* Excerpted records:
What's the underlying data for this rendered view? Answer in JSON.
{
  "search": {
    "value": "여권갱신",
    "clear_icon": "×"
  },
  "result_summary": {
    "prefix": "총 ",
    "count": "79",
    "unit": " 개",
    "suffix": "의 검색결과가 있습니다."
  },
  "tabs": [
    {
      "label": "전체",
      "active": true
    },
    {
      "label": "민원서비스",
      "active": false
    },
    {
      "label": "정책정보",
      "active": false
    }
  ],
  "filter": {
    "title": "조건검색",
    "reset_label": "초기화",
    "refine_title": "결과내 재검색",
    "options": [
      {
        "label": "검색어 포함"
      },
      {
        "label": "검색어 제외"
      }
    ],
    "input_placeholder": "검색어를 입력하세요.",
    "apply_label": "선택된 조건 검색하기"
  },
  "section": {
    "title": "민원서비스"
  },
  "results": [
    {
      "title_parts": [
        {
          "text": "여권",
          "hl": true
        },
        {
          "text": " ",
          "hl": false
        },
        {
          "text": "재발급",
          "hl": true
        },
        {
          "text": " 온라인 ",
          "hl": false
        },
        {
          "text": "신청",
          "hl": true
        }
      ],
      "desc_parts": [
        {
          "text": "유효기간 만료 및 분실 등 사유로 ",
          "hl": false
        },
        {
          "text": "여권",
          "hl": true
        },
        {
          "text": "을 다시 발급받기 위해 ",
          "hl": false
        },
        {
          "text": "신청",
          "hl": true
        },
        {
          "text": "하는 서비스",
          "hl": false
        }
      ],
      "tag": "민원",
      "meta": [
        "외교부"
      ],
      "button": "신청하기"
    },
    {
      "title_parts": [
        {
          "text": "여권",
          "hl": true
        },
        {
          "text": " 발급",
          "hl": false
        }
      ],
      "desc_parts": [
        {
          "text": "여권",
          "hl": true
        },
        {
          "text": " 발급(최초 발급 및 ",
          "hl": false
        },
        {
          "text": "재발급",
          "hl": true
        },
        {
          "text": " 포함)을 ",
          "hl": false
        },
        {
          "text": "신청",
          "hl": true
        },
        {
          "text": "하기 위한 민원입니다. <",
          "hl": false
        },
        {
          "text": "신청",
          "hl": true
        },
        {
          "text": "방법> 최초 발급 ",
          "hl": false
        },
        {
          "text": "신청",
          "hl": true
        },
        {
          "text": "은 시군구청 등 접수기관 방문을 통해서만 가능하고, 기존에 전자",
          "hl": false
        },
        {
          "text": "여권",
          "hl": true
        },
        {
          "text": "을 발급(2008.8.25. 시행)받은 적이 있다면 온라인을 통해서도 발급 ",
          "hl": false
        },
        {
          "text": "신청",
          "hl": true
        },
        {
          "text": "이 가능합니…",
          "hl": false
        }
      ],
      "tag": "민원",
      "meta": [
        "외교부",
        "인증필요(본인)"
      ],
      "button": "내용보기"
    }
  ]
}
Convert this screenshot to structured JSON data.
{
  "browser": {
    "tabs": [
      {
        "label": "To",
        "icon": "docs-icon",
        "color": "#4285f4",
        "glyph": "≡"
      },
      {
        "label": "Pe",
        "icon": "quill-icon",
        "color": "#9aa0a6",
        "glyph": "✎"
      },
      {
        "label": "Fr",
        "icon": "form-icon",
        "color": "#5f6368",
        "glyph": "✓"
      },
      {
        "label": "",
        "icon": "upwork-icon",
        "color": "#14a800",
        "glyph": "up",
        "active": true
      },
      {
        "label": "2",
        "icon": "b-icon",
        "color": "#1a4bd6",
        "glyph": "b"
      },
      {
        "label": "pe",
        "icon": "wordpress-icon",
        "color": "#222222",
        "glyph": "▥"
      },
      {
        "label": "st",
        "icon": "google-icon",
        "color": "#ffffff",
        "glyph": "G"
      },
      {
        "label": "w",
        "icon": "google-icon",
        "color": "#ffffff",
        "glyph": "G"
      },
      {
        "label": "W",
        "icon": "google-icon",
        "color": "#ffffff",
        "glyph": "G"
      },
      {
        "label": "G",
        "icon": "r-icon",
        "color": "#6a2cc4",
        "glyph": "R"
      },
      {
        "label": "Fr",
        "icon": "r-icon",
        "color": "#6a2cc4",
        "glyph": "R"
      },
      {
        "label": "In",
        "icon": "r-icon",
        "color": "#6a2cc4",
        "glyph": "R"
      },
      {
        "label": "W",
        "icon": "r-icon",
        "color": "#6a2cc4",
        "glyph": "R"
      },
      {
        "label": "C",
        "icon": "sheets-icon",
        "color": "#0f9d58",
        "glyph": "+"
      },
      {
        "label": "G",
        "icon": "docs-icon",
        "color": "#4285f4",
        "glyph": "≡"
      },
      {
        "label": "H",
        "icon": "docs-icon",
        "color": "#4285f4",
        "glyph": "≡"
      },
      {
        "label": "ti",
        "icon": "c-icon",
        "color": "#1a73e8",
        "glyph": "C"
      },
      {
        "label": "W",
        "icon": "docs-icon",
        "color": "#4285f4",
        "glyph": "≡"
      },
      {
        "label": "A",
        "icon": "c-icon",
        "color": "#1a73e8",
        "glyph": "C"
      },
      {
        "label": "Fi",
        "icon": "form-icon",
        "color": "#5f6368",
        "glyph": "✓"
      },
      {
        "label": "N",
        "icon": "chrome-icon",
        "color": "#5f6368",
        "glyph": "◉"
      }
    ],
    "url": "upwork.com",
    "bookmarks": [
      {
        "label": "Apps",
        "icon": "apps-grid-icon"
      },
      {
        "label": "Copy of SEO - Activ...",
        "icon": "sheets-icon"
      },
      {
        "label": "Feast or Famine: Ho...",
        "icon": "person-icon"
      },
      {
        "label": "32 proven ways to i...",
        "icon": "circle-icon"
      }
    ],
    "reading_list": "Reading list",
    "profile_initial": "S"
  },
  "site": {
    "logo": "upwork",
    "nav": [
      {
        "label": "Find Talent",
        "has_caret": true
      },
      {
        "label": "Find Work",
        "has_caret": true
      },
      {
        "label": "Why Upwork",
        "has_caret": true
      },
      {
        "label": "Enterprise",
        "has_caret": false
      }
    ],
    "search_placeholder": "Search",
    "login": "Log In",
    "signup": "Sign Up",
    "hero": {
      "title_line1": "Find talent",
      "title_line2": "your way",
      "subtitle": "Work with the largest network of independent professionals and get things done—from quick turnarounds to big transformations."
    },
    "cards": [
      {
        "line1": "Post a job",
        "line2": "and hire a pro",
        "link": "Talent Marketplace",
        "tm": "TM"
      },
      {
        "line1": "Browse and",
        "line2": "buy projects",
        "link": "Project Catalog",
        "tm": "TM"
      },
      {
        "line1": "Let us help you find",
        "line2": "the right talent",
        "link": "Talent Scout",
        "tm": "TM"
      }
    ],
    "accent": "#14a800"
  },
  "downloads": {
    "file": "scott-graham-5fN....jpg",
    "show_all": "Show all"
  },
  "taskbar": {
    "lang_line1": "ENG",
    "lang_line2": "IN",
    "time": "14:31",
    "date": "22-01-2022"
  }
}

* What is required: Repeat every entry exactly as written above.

* Task output:
What's the underlying data for this rendered view? Answer in JSON.
{
  "search": {
    "value": "여권갱신",
    "clear_icon": "×"
  },
  "result_summary": {
    "prefix": "총 ",
    "count": "79",
    "unit": " 개",
    "suffix": "의 검색결과가 있습니다."
  },
  "tabs": [
    {
      "label": "전체",
      "active": true
    },
    {
      "label": "민원서비스",
      "active": false
    },
    {
      "label": "정책정보",
      "active": false
    }
  ],
  "filter": {
    "title": "조건검색",
    "reset_label": "초기화",
    "refine_title": "결과내 재검색",
    "options": [
      {
        "label": "검색어 포함"
      },
      {
        "label": "검색어 제외"
      }
    ],
    "input_placeholder": "검색어를 입력하세요.",
    "apply_label": "선택된 조건 검색하기"
  },
  "section": {
    "title": "민원서비스"
  },
  "results": [
    {
      "title_parts": [
        {
          "text": "여권",
          "hl": true
        },
        {
          "text": " ",
          "hl": false
        },
        {
          "text": "재발급",
          "hl": true
        },
        {
          "text": " 온라인 ",
          "hl": false
        },
        {
          "text": "신청",
          "hl": true
        }
      ],
      "desc_parts": [
        {
          "text": "유효기간 만료 및 분실 등 사유로 ",
          "hl": false
        },
        {
          "text": "여권",
          "hl": true
        },
        {
          "text": "을 다시 발급받기 위해 ",
          "hl": false
        },
        {
          "text": "신청",
          "hl": true
        },
        {
          "text": "하는 서비스",
          "hl": false
        }
      ],
      "tag": "민원",
      "meta": [
        "외교부"
      ],
      "button": "신청하기"
    },
    {
      "title_parts": [
        {
          "text": "여권",
          "hl": true
        },
        {
          "text": " 발급",
          "hl": false
        }
      ],
      "desc_parts": [
        {
          "text": "여권",
          "hl": true
        },
        {
          "text": " 발급(최초 발급 및 ",
          "hl": false
        },
        {
          "text": "재발급",
          "hl": true
        },
        {
          "text": " 포함)을 ",
          "hl": false
        },
        {
          "text": "신청",
          "hl": true
        },
        {
          "text": "하기 위한 민원입니다. <",
          "hl": false
        },
        {
          "text": "신청",
          "hl": true
        },
        {
          "text": "방법> 최초 발급 ",
          "hl": false
        },
        {
          "text": "신청",
          "hl": true
        },
        {
          "text": "은 시군구청 등 접수기관 방문을 통해서만 가능하고, 기존에 전자",
          "hl": false
        },
        {
          "text": "여권",
          "hl": true
        },
        {
          "text": "을 발급(2008.8.25. 시행)받은 적이 있다면 온라인을 통해서도 발급 ",
          "hl": false
        },
        {
          "text": "신청",
          "hl": true
        },
        {
          "text": "이 가능합니…",
          "hl": false
        }
      ],
      "tag": "민원",
      "meta": [
        "외교부",
        "인증필요(본인)"
      ],
      "button": "내용보기"
    }
  ]
}
Convert this screenshot to structured JSON data.
{
  "browser": {
    "tabs": [
      {
        "label": "To",
        "icon": "docs-icon",
        "color": "#4285f4",
        "glyph": "≡"
      },
      {
        "label": "Pe",
        "icon": "quill-icon",
        "color": "#9aa0a6",
        "glyph": "✎"
      },
      {
        "label": "Fr",
        "icon": "form-icon",
        "color": "#5f6368",
        "glyph": "✓"
      },
      {
        "label": "",
        "icon": "upwork-icon",
        "color": "#14a800",
        "glyph": "up",
        "active": true
      },
      {
        "label": "2",
        "icon": "b-icon",
        "color": "#1a4bd6",
        "glyph": "b"
      },
      {
        "label": "pe",
        "icon": "wordpress-icon",
        "color": "#222222",
        "glyph": "▥"
      },
      {
        "label": "st",
        "icon": "google-icon",
        "color": "#ffffff",
        "glyph": "G"
      },
      {
        "label": "w",
        "icon": "google-icon",
        "color": "#ffffff",
        "glyph": "G"
      },
      {
        "label": "W",
        "icon": "google-icon",
        "color": "#ffffff",
        "glyph": "G"
      },
      {
        "label": "G",
        "icon": "r-icon",
        "color": "#6a2cc4",
        "glyph": "R"
      },
      {
        "label": "Fr",
        "icon": "r-icon",
        "color": "#6a2cc4",
        "glyph": "R"
      },
      {
        "label": "In",
        "icon": "r-icon",
        "color": "#6a2cc4",
        "glyph": "R"
      },
      {
        "label": "W",
        "icon": "r-icon",
        "color": "#6a2cc4",
        "glyph": "R"
      },
      {
        "label": "C",
        "icon": "sheets-icon",
        "color": "#0f9d58",
        "glyph": "+"
      },
      {
        "label": "G",
        "icon": "docs-icon",
        "color": "#4285f4",
        "glyph": "≡"
      },
      {
        "label": "H",
        "icon": "docs-icon",
        "color": "#4285f4",
        "glyph": "≡"
      },
      {
        "label": "ti",
        "icon": "c-icon",
        "color": "#1a73e8",
        "glyph": "C"
      },
      {
        "label": "W",
        "icon": "docs-icon",
        "color": "#4285f4",
        "glyph": "≡"
      },
      {
        "label": "A",
        "icon": "c-icon",
        "color": "#1a73e8",
        "glyph": "C"
      },
      {
        "label": "Fi",
        "icon": "form-icon",
        "color": "#5f6368",
        "glyph": "✓"
      },
      {
        "label": "N",
        "icon": "chrome-icon",
        "color": "#5f6368",
        "glyph": "◉"
      }
    ],
    "url": "upwork.com",
    "bookmarks": [
      {
        "label": "Apps",
        "icon": "apps-grid-icon"
      },
      {
        "label": "Copy of SEO - Activ...",
        "icon": "sheets-icon"
      },
      {
        "label": "Feast or Famine: Ho...",
        "icon": "person-icon"
      },
      {
        "label": "32 proven ways to i...",
        "icon": "circle-icon"
      }
    ],
    "reading_list": "Reading list",
    "profile_initial": "S"
  },
  "site": {
    "logo": "upwork",
    "nav": [
      {
        "label": "Find Talent",
        "has_caret": true
      },
      {
        "label": "Find Work",
        "has_caret": true
      },
      {
        "label": "Why Upwork",
        "has_caret": true
      },
      {
        "label": "Enterprise",
        "has_caret": false
      }
    ],
    "search_placeholder": "Search",
    "login": "Log In",
    "signup": "Sign Up",
    "hero": {
      "title_line1": "Find talent",
      "title_line2": "your way",
      "subtitle": "Work with the largest network of independent professionals and get things done—from quick turnarounds to big transformations."
    },
    "cards": [
      {
        "line1": "Post a job",
        "line2": "and hire a pro",
        "link": "Talent Marketplace",
        "tm": "TM"
      },
      {
        "line1": "Browse and",
        "line2": "buy projects",
        "link": "Project Catalog",
        "tm": "TM"
      },
      {
        "line1": "Let us help you find",
        "line2": "the right talent",
        "link": "Talent Scout",
        "tm": "TM"
      }
    ],
    "accent": "#14a800"
  },
  "downloads": {
    "file": "scott-graham-5fN....jpg",
    "show_all": "Show all"
  },
  "taskbar": {
    "lang_line1": "ENG",
    "lang_line2": "IN",
    "time": "14:31",
    "date": "22-01-2022"
  }
}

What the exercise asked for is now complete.